TASK STATEMENT ▸
Each record that follows should be duplicated exactly, except for its pictures.

=== Begin Enclosure ===

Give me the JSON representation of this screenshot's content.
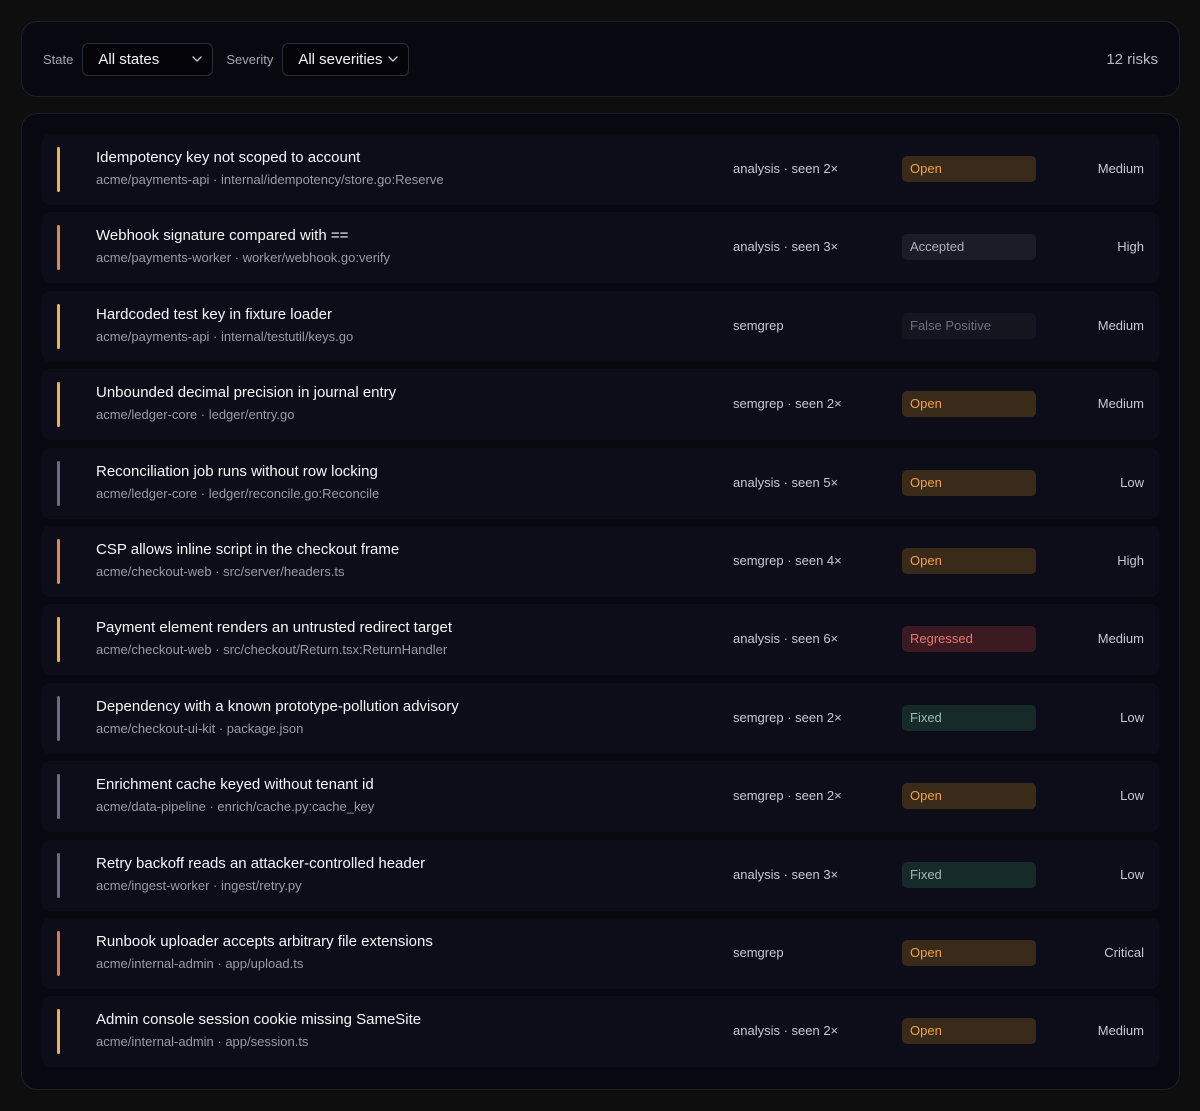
{
  "filters": {
    "state_label": "State",
    "state_value": "All states",
    "severity_label": "Severity",
    "severity_value": "All severities",
    "count_text": "12 risks"
  },
  "status_styles": {
    "Open": {
      "bg": "#3a2a1a",
      "fg": "#f0a14a"
    },
    "Accepted": {
      "bg": "#1c1c28",
      "fg": "#b0b0bc"
    },
    "False Positive": {
      "bg": "#151520",
      "fg": "#6e6e7c"
    },
    "Regressed": {
      "bg": "#3c1a22",
      "fg": "#e8766a"
    },
    "Fixed": {
      "bg": "#162a2a",
      "fg": "#9fb8b4"
    }
  },
  "severity_colors": {
    "Critical": "#e0784a",
    "High": "#e08a52",
    "Medium": "#f0b24a",
    "Low": "#6a6a80"
  },
  "risks": [
    {
      "title": "Idempotency key not scoped to account",
      "path": "acme/payments-api · internal/idempotency/store.go:Reserve",
      "source": "analysis · seen 2×",
      "status": "Open",
      "severity": "Medium"
    },
    {
      "title": "Webhook signature compared with ==",
      "path": "acme/payments-worker · worker/webhook.go:verify",
      "source": "analysis · seen 3×",
      "status": "Accepted",
      "severity": "High"
    },
    {
      "title": "Hardcoded test key in fixture loader",
      "path": "acme/payments-api · internal/testutil/keys.go",
      "source": "semgrep",
      "status": "False Positive",
      "severity": "Medium"
    },
    {
      "title": "Unbounded decimal precision in journal entry",
      "path": "acme/ledger-core · ledger/entry.go",
      "source": "semgrep · seen 2×",
      "status": "Open",
      "severity": "Medium"
    },
    {
      "title": "Reconciliation job runs without row locking",
      "path": "acme/ledger-core · ledger/reconcile.go:Reconcile",
      "source": "analysis · seen 5×",
      "status": "Open",
      "severity": "Low"
    },
    {
      "title": "CSP allows inline script in the checkout frame",
      "path": "acme/checkout-web · src/server/headers.ts",
      "source": "semgrep · seen 4×",
      "status": "Open",
      "severity": "High"
    },
    {
      "title": "Payment element renders an untrusted redirect target",
      "path": "acme/checkout-web · src/checkout/Return.tsx:ReturnHandler",
      "source": "analysis · seen 6×",
      "status": "Regressed",
      "severity": "Medium"
    },
    {
      "title": "Dependency with a known prototype-pollution advisory",
      "path": "acme/checkout-ui-kit · package.json",
      "source": "semgrep · seen 2×",
      "status": "Fixed",
      "severity": "Low"
    },
    {
      "title": "Enrichment cache keyed without tenant id",
      "path": "acme/data-pipeline · enrich/cache.py:cache_key",
      "source": "semgrep · seen 2×",
      "status": "Open",
      "severity": "Low"
    },
    {
      "title": "Retry backoff reads an attacker-controlled header",
      "path": "acme/ingest-worker · ingest/retry.py",
      "source": "analysis · seen 3×",
      "status": "Fixed",
      "severity": "Low"
    },
    {
      "title": "Runbook uploader accepts arbitrary file extensions",
      "path": "acme/internal-admin · app/upload.ts",
      "source": "semgrep",
      "status": "Open",
      "severity": "Critical"
    },
    {
      "title": "Admin console session cookie missing SameSite",
      "path": "acme/internal-admin · app/session.ts",
      "source": "analysis · seen 2×",
      "status": "Open",
      "severity": "Medium"
    }
  ]
}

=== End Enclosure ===

ANSWER FOR THE TASK ▸
Give me the JSON representation of this screenshot's content.
{
  "filters": {
    "state_label": "State",
    "state_value": "All states",
    "severity_label": "Severity",
    "severity_value": "All severities",
    "count_text": "12 risks"
  },
  "status_styles": {
    "Open": {
      "bg": "#3a2a1a",
      "fg": "#f0a14a"
    },
    "Accepted": {
      "bg": "#1c1c28",
      "fg": "#b0b0bc"
    },
    "False Positive": {
      "bg": "#151520",
      "fg": "#6e6e7c"
    },
    "Regressed": {
      "bg": "#3c1a22",
      "fg": "#e8766a"
    },
    "Fixed": {
      "bg": "#162a2a",
      "fg": "#9fb8b4"
    }
  },
  "severity_colors": {
    "Critical": "#e0784a",
    "High": "#e08a52",
    "Medium": "#f0b24a",
    "Low": "#6a6a80"
  },
  "risks": [
    {
      "title": "Idempotency key not scoped to account",
      "path": "acme/payments-api · internal/idempotency/store.go:Reserve",
      "source": "analysis · seen 2×",
      "status": "Open",
      "severity": "Medium"
    },
    {
      "title": "Webhook signature compared with ==",
      "path": "acme/payments-worker · worker/webhook.go:verify",
      "source": "analysis · seen 3×",
      "status": "Accepted",
      "severity": "High"
    },
    {
      "title": "Hardcoded test key in fixture loader",
      "path": "acme/payments-api · internal/testutil/keys.go",
      "source": "semgrep",
      "status": "False Positive",
      "severity": "Medium"
    },
    {
      "title": "Unbounded decimal precision in journal entry",
      "path": "acme/ledger-core · ledger/entry.go",
      "source": "semgrep · seen 2×",
      "status": "Open",
      "severity": "Medium"
    },
    {
      "title": "Reconciliation job runs without row locking",
      "path": "acme/ledger-core · ledger/reconcile.go:Reconcile",
      "source": "analysis · seen 5×",
      "status": "Open",
      "severity": "Low"
    },
    {
      "title": "CSP allows inline script in the checkout frame",
      "path": "acme/checkout-web · src/server/headers.ts",
      "source": "semgrep · seen 4×",
      "status": "Open",
      "severity": "High"
    },
    {
      "title": "Payment element renders an untrusted redirect target",
      "path": "acme/checkout-web · src/checkout/Return.tsx:ReturnHandler",
      "source": "analysis · seen 6×",
      "status": "Regressed",
      "severity": "Medium"
    },
    {
      "title": "Dependency with a known prototype-pollution advisory",
      "path": "acme/checkout-ui-kit · package.json",
      "source": "semgrep · seen 2×",
      "status": "Fixed",
      "severity": "Low"
    },
    {
      "title": "Enrichment cache keyed without tenant id",
      "path": "acme/data-pipeline · enrich/cache.py:cache_key",
      "source": "semgrep · seen 2×",
      "status": "Open",
      "severity": "Low"
    },
    {
      "title": "Retry backoff reads an attacker-controlled header",
      "path": "acme/ingest-worker · ingest/retry.py",
      "source": "analysis · seen 3×",
      "status": "Fixed",
      "severity": "Low"
    },
    {
      "title": "Runbook uploader accepts arbitrary file extensions",
      "path": "acme/internal-admin · app/upload.ts",
      "source": "semgrep",
      "status": "Open",
      "severity": "Critical"
    },
    {
      "title": "Admin console session cookie missing SameSite",
      "path": "acme/internal-admin · app/session.ts",
      "source": "analysis · seen 2×",
      "status": "Open",
      "severity": "Medium"
    }
  ]
}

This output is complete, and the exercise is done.